On local taxation, things were even less ambitious. The Government continued its position of trying to cut business rates. This comes just days after the refusal to devolve those rates to council level where they rightly belong. Scotland remains the least locally democratic country in Europe. If the Scottish Government wants to prove that it remains with EU values at its heart, then it should reflect that by creating a truly local level of democracy and adopting a principle of subsidiarity. This would presume that all taxes should be controlled at the most local level of government unless a compelling case is made to devolve the power up to regional or national level.
And there is one stand-out feature missing from this budget. Sure, there were some Green projects here today, and these will no doubt have been calculated to take advantage of COP26 coming to Glasgow later this year, but this was not a budget from a Government that is treating seriously its own stated claim that we are experiencing a climate emergency. An extra £1.8 billion in climate infrastructure this year is still no where near enough for the challenge ahead.
Emergencies require emergency responses and we are not seeing them here. Just the same cautious gradualism designed to make the Scottish Government look as though it is doing enough – it may even breed a sense of complacency until it is too late to fix our mess.

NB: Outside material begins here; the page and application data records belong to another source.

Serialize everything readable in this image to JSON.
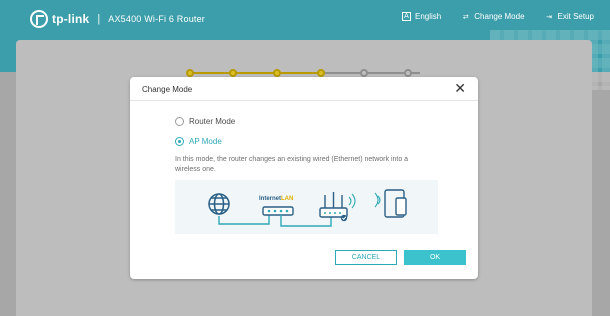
{
  "header": {
    "brand": "tp-link",
    "separator": "|",
    "model": "AX5400 Wi-Fi 6 Router",
    "actions": [
      {
        "icon": "language-icon",
        "label": "English"
      },
      {
        "icon": "change-mode-icon",
        "label": "Change Mode"
      },
      {
        "icon": "exit-icon",
        "label": "Exit Setup"
      }
    ]
  },
  "stepper": {
    "steps": [
      {
        "state": "done"
      },
      {
        "state": "done"
      },
      {
        "state": "done"
      },
      {
        "state": "done"
      },
      {
        "state": "pending"
      },
      {
        "state": "pending"
      }
    ]
  },
  "modal": {
    "title": "Change Mode",
    "close_icon": "close-icon",
    "options": [
      {
        "label": "Router Mode",
        "selected": false
      },
      {
        "label": "AP Mode",
        "selected": true
      }
    ],
    "description": "In this mode, the router changes an existing wired (Ethernet) network into a wireless one.",
    "diagram": {
      "labels": {
        "internet": "Internet",
        "lan": "LAN"
      }
    },
    "buttons": {
      "cancel": "CANCEL",
      "ok": "OK"
    }
  },
  "colors": {
    "header_bg": "#3b9eaa",
    "overlay_bg": "#a7a7a7",
    "accent": "#2fa9b6",
    "ok_button": "#3cc2cc",
    "step_done": "#d9bf1f"
  }
}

Common Weal has designed and presented our Common Home Plan which will invest £170 billion over 25 years to utterly transform our country and do what is truly required to meet our stated goals. This is the equivalent of an average of £6.8 billion per year – with the understanding that in reality much of this spending would be “front loaded” into the early years of the programme as it is spent upfront on long term projects and training. £1.8 billion is barely a quarter of what is needed.
The Scottish Government wants to reach net-zero greenhouse gas emissions by 2045. If the Scottish Government wants to complete our programme by the target date of 2045 then it should have started five weeks ago. If it believes that our ambitious and comprehensive plan doesn’t go far enough, then it should have presented its own more radical plan today. If it believes that meeting a 2045 target allows it to do nothing until safely past the next election, and the one after that, and so on then it should admit that it is not serious about meeting its own targets and hand over to someone who is. This issue is too critical for climate delayers and fights over political power.
Picture courtesy of dun_deagh